Exposure to the UK government’s recommended levels of air pollution could be causing ‘significant’ changes to the structure of the heart, similar to those seen in the early stages of heart failure.
The stark findings were made following a study by the British Heart Foundation and Queen Mary University of London which looked into the effects that air pollution was having on heart health.
A team of scientists led by Professor Steffen Petersen studied data from 4,000 participants in the UK Biobank study. Each person provided a range of information about themselves including their personal lifestyles, where they lived, health records etc.
Having removed those with existing heart conditions the team then set about conducting MRI scans of each person’s heart at different intervals.
The results found that even though most of the participants lived outside of major UK cities there was a clear correlation between those that lived near loud, busy roads and so were exposed to higher quantities of Nitrogen Dioxide, PM 2.5 (small particles found in the air) and an increase in the size of the right and left ventricles of the heart.
It should be pointed out that while these people were healthy and had no symptoms, these changes are similar to the early signs of heart disease.
In fact the study found that for every 1 extra µg per cubic metre of PM 2.5 and for every 10 extra µg per cubic metre of NO2, the heart increased in size by approximately 1%.
What’s perhaps more worrying is that many of the participants from the study were exposed to levels of PM2.5 pollution that actually fall well within the UK’s own guidelines 25µg per cubic metre. Interestingly the participants NO2 exposure was considerably higher and on average was either on the same level or higher than the UK and the World Health Organisation’s acceptable limit of 40µg per cubic metre.

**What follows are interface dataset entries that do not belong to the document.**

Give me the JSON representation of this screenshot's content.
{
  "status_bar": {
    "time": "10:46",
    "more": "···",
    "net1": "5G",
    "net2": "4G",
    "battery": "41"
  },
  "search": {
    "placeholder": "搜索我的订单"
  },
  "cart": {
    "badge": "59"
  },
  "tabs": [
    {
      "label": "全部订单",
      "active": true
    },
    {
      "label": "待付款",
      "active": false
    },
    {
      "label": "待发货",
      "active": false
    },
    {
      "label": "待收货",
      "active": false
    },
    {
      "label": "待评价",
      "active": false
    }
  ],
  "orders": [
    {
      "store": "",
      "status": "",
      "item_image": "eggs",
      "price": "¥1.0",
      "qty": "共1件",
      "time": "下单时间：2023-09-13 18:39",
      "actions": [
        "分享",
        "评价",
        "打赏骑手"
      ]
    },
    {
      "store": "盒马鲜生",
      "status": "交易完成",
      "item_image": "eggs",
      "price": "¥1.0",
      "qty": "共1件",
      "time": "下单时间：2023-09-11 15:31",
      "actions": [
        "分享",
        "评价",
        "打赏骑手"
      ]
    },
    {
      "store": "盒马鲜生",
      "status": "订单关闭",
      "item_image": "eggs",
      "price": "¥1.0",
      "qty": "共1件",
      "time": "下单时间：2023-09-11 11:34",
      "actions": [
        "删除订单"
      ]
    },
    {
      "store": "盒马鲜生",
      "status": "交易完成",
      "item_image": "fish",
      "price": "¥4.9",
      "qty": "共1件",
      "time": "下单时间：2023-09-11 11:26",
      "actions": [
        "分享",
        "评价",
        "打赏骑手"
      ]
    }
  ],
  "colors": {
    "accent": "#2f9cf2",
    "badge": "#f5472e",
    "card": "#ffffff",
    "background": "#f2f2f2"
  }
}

The government already plans to halve the number of people living in areas that are over the WHO air pollution guidelines by 2025, but the British Heart Foundation believe that the acceptable limits should be even lower.
“We can’t expect people to move home to avoid air pollution – Government and public bodies must be acting right now to make all areas safe and protect the population from these harms,” said Professor Jeremy Pearson, Associate Medical Director at the British Heart Foundation.
The British Heart Foundation is hoping that these new findings can force the Government to rethink its draft Clean Air Strategy which is currently in consultation until the 14 August.
The next step for Professor Steffen Petersen and his team at Queen Mary University of London is to start including major cities like London and Manchester into their findings with the hope of gaining an even clearer understanding of how air pollution is affecting heart health.
Air pollution is now the largest environmental risk factor linked to deaths. In fact World Health Organisation figures from 2016 reveal that a staggering 92% of the world’s population are living in areas that exceed its own guidelines on air quality.